- **AIM OF THE EXERCISE**: Find every line below that contains the word "icon" and copy it out.

(Web page and app entries)

[Start of section]

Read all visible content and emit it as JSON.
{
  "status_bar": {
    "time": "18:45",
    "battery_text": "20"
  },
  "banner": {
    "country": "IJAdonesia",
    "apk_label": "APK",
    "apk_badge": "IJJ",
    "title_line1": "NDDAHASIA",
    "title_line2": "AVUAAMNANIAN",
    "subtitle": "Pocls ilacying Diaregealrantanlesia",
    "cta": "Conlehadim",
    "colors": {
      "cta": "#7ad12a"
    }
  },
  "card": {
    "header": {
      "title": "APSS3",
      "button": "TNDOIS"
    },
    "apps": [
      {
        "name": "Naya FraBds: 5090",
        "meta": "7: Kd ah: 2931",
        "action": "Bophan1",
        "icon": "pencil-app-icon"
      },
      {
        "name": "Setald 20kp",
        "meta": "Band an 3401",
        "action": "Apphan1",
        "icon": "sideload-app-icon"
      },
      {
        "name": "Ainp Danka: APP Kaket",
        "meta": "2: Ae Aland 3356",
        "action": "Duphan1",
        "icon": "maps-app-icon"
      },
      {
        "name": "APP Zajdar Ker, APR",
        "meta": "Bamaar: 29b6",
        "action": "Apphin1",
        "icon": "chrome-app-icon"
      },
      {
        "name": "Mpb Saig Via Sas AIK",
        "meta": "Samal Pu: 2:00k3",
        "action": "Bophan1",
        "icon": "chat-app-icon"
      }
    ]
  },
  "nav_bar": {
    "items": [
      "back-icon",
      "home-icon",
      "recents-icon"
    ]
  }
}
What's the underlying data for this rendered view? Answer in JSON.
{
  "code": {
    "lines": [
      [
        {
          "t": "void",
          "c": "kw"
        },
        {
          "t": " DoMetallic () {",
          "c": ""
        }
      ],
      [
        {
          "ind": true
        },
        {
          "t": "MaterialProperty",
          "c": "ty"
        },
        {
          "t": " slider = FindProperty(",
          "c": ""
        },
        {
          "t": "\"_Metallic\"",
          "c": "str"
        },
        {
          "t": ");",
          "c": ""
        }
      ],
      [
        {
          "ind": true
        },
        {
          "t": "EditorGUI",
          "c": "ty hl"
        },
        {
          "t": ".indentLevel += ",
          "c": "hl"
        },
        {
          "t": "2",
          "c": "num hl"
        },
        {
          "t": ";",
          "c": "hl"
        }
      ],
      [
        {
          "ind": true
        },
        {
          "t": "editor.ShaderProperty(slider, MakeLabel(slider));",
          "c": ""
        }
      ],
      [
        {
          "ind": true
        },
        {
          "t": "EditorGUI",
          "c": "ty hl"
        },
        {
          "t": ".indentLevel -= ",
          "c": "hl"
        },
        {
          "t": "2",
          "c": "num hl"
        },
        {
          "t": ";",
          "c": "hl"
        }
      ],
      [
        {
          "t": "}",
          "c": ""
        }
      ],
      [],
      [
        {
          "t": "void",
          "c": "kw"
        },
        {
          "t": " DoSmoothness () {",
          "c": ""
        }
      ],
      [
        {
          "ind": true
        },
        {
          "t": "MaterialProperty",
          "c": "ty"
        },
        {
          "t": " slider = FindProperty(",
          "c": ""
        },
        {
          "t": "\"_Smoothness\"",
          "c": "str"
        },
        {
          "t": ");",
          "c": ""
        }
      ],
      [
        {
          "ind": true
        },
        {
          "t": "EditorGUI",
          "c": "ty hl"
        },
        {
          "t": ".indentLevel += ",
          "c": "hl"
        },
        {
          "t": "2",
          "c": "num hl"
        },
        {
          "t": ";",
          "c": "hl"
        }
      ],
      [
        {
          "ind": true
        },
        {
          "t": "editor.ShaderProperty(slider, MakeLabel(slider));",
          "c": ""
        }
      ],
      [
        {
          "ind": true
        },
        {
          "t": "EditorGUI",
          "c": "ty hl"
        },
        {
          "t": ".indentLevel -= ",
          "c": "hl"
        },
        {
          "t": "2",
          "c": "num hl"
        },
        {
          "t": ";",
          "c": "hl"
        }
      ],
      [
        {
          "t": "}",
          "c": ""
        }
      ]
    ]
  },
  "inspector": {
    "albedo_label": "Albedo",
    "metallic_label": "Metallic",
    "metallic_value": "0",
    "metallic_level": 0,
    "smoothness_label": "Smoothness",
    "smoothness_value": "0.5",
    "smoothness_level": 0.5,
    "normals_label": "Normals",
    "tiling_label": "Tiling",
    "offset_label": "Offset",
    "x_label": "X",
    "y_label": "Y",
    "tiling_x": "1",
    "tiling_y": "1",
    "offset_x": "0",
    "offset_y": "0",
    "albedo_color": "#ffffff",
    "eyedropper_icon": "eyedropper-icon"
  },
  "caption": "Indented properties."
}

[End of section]

- **ANSWER FOR THE TASK**:
        "icon": "pencil-app-icon"
        "icon": "sideload-app-icon"
        "icon": "maps-app-icon"
        "icon": "chrome-app-icon"
        "icon": "chat-app-icon"
      "back-icon",
      "home-icon",
      "recents-icon"
    "eyedropper_icon": "eyedropper-icon"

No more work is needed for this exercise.